Input →
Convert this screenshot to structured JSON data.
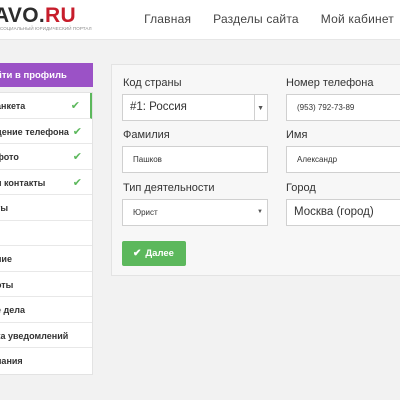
{
  "header": {
    "logo_prefix": "AVO.",
    "logo_accent": "RU",
    "logo_tagline": "социальный юридический портал",
    "nav": [
      "Главная",
      "Разделы сайта",
      "Мой кабинет"
    ]
  },
  "sidebar": {
    "profile_button": "йти в профиль",
    "items": [
      {
        "label": "анкета",
        "checked": true,
        "active": true
      },
      {
        "label": "дение телефона",
        "checked": true
      },
      {
        "label": "фото",
        "checked": true
      },
      {
        "label": "и контакты",
        "checked": true
      },
      {
        "label": "ты",
        "checked": false
      },
      {
        "label": "",
        "checked": false
      },
      {
        "label": "ние",
        "checked": false
      },
      {
        "label": "оты",
        "checked": false
      },
      {
        "label": "е дела",
        "checked": false
      },
      {
        "label": "ка уведомлений",
        "checked": false
      },
      {
        "label": "пания",
        "checked": false
      }
    ],
    "check_glyph": "✔"
  },
  "form": {
    "country_code_label": "Код страны",
    "country_code_value": "#1: Россия",
    "phone_label": "Номер телефона",
    "phone_value": "(953) 792-73-89",
    "surname_label": "Фамилия",
    "surname_value": "Пашков",
    "name_label": "Имя",
    "name_value": "Александр",
    "activity_label": "Тип деятельности",
    "activity_value": "Юрист",
    "city_label": "Город",
    "city_value": "Москва (город)",
    "caret_glyph": "▼",
    "next_icon": "✔",
    "next_label": "Далее"
  },
  "colors": {
    "accent_purple": "#9b52c6",
    "success_green": "#5cb85c",
    "logo_red": "#c71d2b"
  }
}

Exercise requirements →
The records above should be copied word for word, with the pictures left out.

Your response →
Convert this screenshot to structured JSON data.
{
  "header": {
    "logo_prefix": "AVO.",
    "logo_accent": "RU",
    "logo_tagline": "социальный юридический портал",
    "nav": [
      "Главная",
      "Разделы сайта",
      "Мой кабинет"
    ]
  },
  "sidebar": {
    "profile_button": "йти в профиль",
    "items": [
      {
        "label": "анкета",
        "checked": true,
        "active": true
      },
      {
        "label": "дение телефона",
        "checked": true
      },
      {
        "label": "фото",
        "checked": true
      },
      {
        "label": "и контакты",
        "checked": true
      },
      {
        "label": "ты",
        "checked": false
      },
      {
        "label": "",
        "checked": false
      },
      {
        "label": "ние",
        "checked": false
      },
      {
        "label": "оты",
        "checked": false
      },
      {
        "label": "е дела",
        "checked": false
      },
      {
        "label": "ка уведомлений",
        "checked": false
      },
      {
        "label": "пания",
        "checked": false
      }
    ],
    "check_glyph": "✔"
  },
  "form": {
    "country_code_label": "Код страны",
    "country_code_value": "#1: Россия",
    "phone_label": "Номер телефона",
    "phone_value": "(953) 792-73-89",
    "surname_label": "Фамилия",
    "surname_value": "Пашков",
    "name_label": "Имя",
    "name_value": "Александр",
    "activity_label": "Тип деятельности",
    "activity_value": "Юрист",
    "city_label": "Город",
    "city_value": "Москва (город)",
    "caret_glyph": "▼",
    "next_icon": "✔",
    "next_label": "Далее"
  },
  "colors": {
    "accent_purple": "#9b52c6",
    "success_green": "#5cb85c",
    "logo_red": "#c71d2b"
  }
}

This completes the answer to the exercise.